Question 3: Regarding this question of terrorism, you heard about events in France recently, what are your comments about that?
President Assad: When you talk about terrorism, about killing civilians, and regardless of the political position, agreement or disagreement with the people who have been killed, this is a case of terrorism; and we are against killing innocent people anywhere in the world. This is our principle.
We are one of the countries which best understand this issue because we have been suffering from terrorism for the past four years and we lost thousands of innocent lives in Syria. That’s why we sympathize with the families of those victims. However, and at the same time, we want to remind many people in the West that we have been talking about these repercussions since the beginning of the crisis in Syria. We have been saying, you shouldn’t support terrorism and provide it with a political umbrella, because this will reflect on your countries and your people.
They didn’t listen to us. Western politicians were short-sighted and narrow-minded. What happened in France proved that what we said was true. At the same time, this incident brought European policies to account, because they are responsible for what happened in our region, for what happened in France, and maybe what happened earlier in other European countries.
Question 4: In your opinion, what is the best way to fight terrorism?
President Assad: If we want to talk about the reality now, we need to fight terrorists because they are killing innocent people, and we have to defend these people. This is the most important and urgent method to deal with it. But if we want to talk about the crisis, fighting terrorism doesn’t need an army, but needs good policies. We should fight ignorance with culture and education, should build a good economy to fight poverty, and there should be an exchange of information among the countries concerned with fighting terrorism.
The problem cannot be addressed in the way they addressed it in Afghanistan, I mean what they did in Afghanistan in 2001. A group of Congressmen visited Damascus at that time and they were talking about invading Afghanistan in revenge for what happened in New York earlier. I said this is not how you should do it, because fighting terrorism is similar to treating cancer. You do not treat cancer by cutting it, but by extracting it. What happened in Afghanistan is that they cut the cancer, and the result was that it spread much faster. That’s why, as I said, we should focus on good policies, on the economy, and on culture and education.

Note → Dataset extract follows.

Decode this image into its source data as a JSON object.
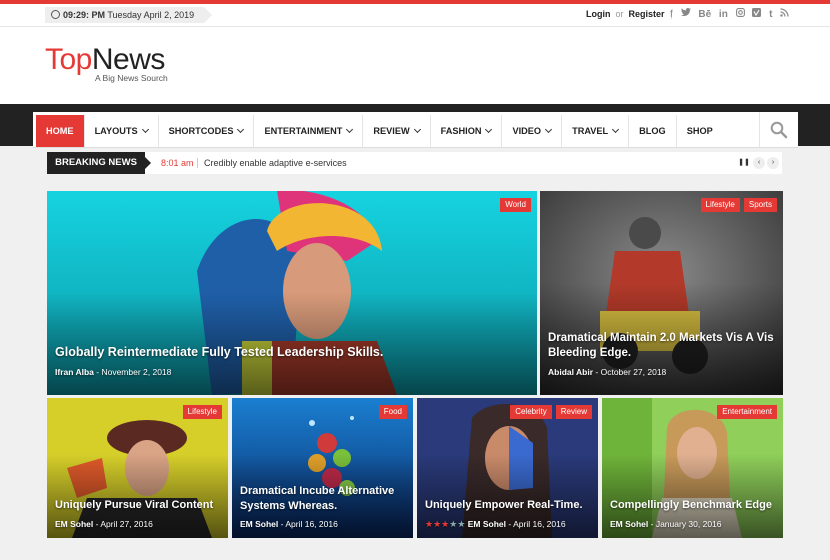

Journalist: So, you used to repeat that to European politicians but they didn’t listen.
President Assad: Exactly.